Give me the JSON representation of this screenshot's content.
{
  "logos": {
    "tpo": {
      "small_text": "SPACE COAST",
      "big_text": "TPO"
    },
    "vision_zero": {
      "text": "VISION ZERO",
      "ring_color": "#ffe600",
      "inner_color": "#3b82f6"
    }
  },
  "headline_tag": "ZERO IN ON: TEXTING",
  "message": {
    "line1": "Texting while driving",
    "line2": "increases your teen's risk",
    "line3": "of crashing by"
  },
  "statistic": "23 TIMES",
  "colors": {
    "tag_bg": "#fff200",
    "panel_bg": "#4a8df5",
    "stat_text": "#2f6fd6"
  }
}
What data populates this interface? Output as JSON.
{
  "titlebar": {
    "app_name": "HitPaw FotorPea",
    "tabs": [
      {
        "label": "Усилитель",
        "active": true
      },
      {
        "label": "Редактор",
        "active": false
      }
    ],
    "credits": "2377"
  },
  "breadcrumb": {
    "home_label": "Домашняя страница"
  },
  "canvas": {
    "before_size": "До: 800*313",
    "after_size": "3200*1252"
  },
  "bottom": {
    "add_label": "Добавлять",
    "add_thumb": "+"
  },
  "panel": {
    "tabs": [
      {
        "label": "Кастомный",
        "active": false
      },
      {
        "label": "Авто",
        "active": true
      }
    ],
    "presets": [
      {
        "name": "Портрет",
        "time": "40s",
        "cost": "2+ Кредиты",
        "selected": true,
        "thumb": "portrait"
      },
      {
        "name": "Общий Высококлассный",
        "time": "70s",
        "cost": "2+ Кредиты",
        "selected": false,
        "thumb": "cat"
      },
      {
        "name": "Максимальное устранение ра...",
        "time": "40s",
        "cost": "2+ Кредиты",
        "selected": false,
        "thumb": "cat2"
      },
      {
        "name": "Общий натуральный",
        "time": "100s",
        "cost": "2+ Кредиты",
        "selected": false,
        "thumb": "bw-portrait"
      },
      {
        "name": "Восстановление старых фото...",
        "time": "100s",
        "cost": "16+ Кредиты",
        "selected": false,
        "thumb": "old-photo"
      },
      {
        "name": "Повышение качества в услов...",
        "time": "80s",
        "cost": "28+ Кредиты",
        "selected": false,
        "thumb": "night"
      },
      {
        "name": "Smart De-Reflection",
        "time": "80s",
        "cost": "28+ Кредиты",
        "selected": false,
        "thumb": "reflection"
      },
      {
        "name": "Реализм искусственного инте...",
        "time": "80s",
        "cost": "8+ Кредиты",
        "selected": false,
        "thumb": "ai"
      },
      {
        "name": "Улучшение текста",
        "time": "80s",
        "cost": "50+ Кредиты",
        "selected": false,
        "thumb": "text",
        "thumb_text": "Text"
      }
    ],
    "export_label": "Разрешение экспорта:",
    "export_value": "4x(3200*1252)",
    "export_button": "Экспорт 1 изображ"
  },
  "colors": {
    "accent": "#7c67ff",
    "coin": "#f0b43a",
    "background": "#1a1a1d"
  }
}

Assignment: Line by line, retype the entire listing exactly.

Your response:
Give me the JSON representation of this screenshot's content.
{
  "logos": {
    "tpo": {
      "small_text": "SPACE COAST",
      "big_text": "TPO"
    },
    "vision_zero": {
      "text": "VISION ZERO",
      "ring_color": "#ffe600",
      "inner_color": "#3b82f6"
    }
  },
  "headline_tag": "ZERO IN ON: TEXTING",
  "message": {
    "line1": "Texting while driving",
    "line2": "increases your teen's risk",
    "line3": "of crashing by"
  },
  "statistic": "23 TIMES",
  "colors": {
    "tag_bg": "#fff200",
    "panel_bg": "#4a8df5",
    "stat_text": "#2f6fd6"
  }
}
What data populates this interface? Output as JSON.
{
  "titlebar": {
    "app_name": "HitPaw FotorPea",
    "tabs": [
      {
        "label": "Усилитель",
        "active": true
      },
      {
        "label": "Редактор",
        "active": false
      }
    ],
    "credits": "2377"
  },
  "breadcrumb": {
    "home_label": "Домашняя страница"
  },
  "canvas": {
    "before_size": "До: 800*313",
    "after_size": "3200*1252"
  },
  "bottom": {
    "add_label": "Добавлять",
    "add_thumb": "+"
  },
  "panel": {
    "tabs": [
      {
        "label": "Кастомный",
        "active": false
      },
      {
        "label": "Авто",
        "active": true
      }
    ],
    "presets": [
      {
        "name": "Портрет",
        "time": "40s",
        "cost": "2+ Кредиты",
        "selected": true,
        "thumb": "portrait"
      },
      {
        "name": "Общий Высококлассный",
        "time": "70s",
        "cost": "2+ Кредиты",
        "selected": false,
        "thumb": "cat"
      },
      {
        "name": "Максимальное устранение ра...",
        "time": "40s",
        "cost": "2+ Кредиты",
        "selected": false,
        "thumb": "cat2"
      },
      {
        "name": "Общий натуральный",
        "time": "100s",
        "cost": "2+ Кредиты",
        "selected": false,
        "thumb": "bw-portrait"
      },
      {
        "name": "Восстановление старых фото...",
        "time": "100s",
        "cost": "16+ Кредиты",
        "selected": false,
        "thumb": "old-photo"
      },
      {
        "name": "Повышение качества в услов...",
        "time": "80s",
        "cost": "28+ Кредиты",
        "selected": false,
        "thumb": "night"
      },
      {
        "name": "Smart De-Reflection",
        "time": "80s",
        "cost": "28+ Кредиты",
        "selected": false,
        "thumb": "reflection"
      },
      {
        "name": "Реализм искусственного инте...",
        "time": "80s",
        "cost": "8+ Кредиты",
        "selected": false,
        "thumb": "ai"
      },
      {
        "name": "Улучшение текста",
        "time": "80s",
        "cost": "50+ Кредиты",
        "selected": false,
        "thumb": "text",
        "thumb_text": "Text"
      }
    ],
    "export_label": "Разрешение экспорта:",
    "export_value": "4x(3200*1252)",
    "export_button": "Экспорт 1 изображ"
  },
  "colors": {
    "accent": "#7c67ff",
    "coin": "#f0b43a",
    "background": "#1a1a1d"
  }
}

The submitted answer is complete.